## SUPPLIED MATERIAL
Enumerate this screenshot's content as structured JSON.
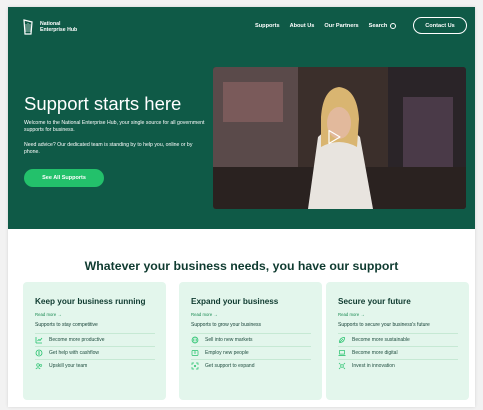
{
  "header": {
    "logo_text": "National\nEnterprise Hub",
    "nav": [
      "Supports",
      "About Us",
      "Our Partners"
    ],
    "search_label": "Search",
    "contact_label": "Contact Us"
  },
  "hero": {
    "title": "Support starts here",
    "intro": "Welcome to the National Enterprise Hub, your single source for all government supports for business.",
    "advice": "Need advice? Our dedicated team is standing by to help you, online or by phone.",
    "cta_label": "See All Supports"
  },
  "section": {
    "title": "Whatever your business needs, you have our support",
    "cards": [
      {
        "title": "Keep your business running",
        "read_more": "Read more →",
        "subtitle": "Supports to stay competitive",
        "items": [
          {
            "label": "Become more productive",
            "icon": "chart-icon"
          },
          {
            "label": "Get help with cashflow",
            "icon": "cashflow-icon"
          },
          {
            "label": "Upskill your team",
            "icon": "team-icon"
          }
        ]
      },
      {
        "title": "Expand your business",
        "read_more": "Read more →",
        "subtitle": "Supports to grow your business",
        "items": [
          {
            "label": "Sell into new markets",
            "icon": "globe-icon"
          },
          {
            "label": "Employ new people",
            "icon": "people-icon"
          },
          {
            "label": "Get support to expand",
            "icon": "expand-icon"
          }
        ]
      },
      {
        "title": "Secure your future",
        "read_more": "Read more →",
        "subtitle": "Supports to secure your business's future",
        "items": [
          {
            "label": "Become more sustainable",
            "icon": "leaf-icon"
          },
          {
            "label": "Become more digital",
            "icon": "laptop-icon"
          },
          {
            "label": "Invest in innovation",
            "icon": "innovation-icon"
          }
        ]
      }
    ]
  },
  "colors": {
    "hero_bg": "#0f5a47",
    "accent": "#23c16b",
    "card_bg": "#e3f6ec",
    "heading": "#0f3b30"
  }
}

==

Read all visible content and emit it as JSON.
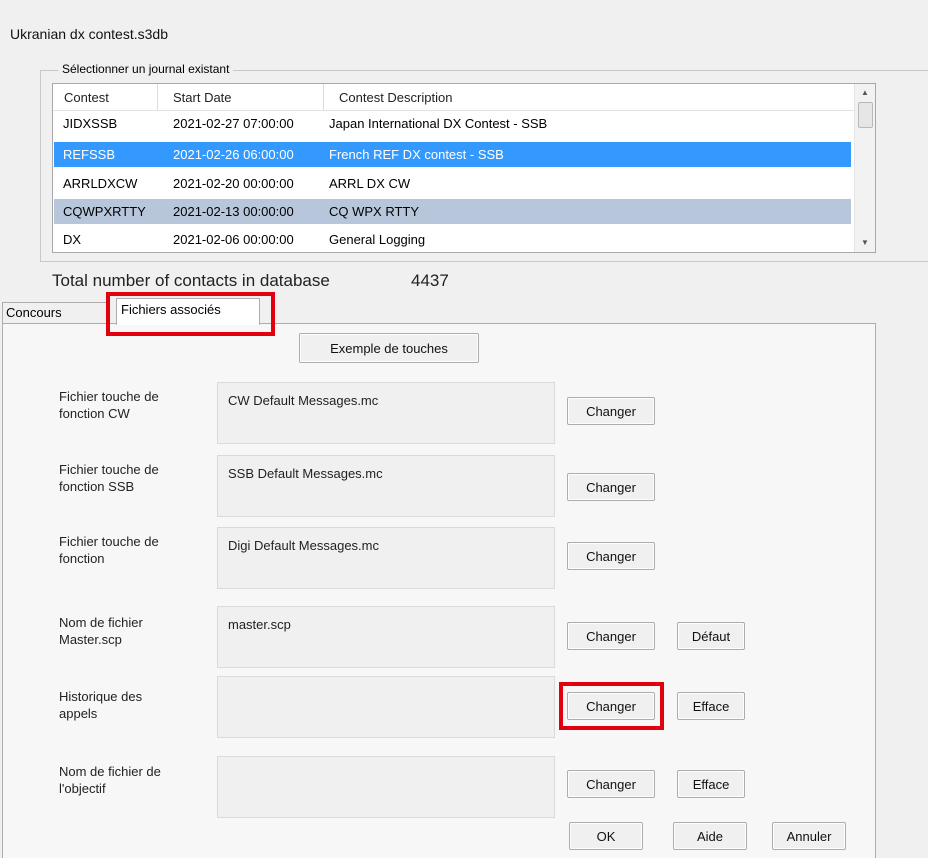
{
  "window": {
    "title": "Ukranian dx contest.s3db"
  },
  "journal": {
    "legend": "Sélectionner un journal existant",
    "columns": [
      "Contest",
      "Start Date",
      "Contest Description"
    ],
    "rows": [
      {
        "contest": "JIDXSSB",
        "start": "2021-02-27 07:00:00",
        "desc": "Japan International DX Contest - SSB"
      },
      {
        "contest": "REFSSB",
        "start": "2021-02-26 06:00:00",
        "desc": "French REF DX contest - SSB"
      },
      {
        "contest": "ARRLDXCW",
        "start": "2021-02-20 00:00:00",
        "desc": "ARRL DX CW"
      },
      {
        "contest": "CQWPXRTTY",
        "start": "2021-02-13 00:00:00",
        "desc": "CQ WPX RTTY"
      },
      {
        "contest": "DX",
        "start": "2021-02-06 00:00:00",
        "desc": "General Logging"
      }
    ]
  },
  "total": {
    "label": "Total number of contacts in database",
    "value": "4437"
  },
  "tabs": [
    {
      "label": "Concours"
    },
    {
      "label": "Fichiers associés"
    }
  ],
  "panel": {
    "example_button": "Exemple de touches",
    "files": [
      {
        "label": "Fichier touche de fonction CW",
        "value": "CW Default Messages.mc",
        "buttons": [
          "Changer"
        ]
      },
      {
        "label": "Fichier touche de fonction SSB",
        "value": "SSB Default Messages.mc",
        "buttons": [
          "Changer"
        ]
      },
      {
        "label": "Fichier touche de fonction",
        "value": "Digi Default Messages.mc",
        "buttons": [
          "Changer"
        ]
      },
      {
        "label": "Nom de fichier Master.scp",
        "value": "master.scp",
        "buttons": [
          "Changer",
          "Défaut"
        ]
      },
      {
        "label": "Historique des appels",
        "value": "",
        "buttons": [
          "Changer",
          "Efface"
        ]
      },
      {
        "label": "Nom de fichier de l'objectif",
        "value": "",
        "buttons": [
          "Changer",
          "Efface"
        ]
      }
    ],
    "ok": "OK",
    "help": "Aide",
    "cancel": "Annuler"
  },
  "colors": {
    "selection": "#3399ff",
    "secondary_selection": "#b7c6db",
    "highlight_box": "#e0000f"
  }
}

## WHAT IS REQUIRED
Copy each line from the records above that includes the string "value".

## RESPONSE AREA
    "value": "4437"
        "value": "CW Default Messages.mc",
        "value": "SSB Default Messages.mc",
        "value": "Digi Default Messages.mc",
        "value": "master.scp",
        "value": "",
        "value": "",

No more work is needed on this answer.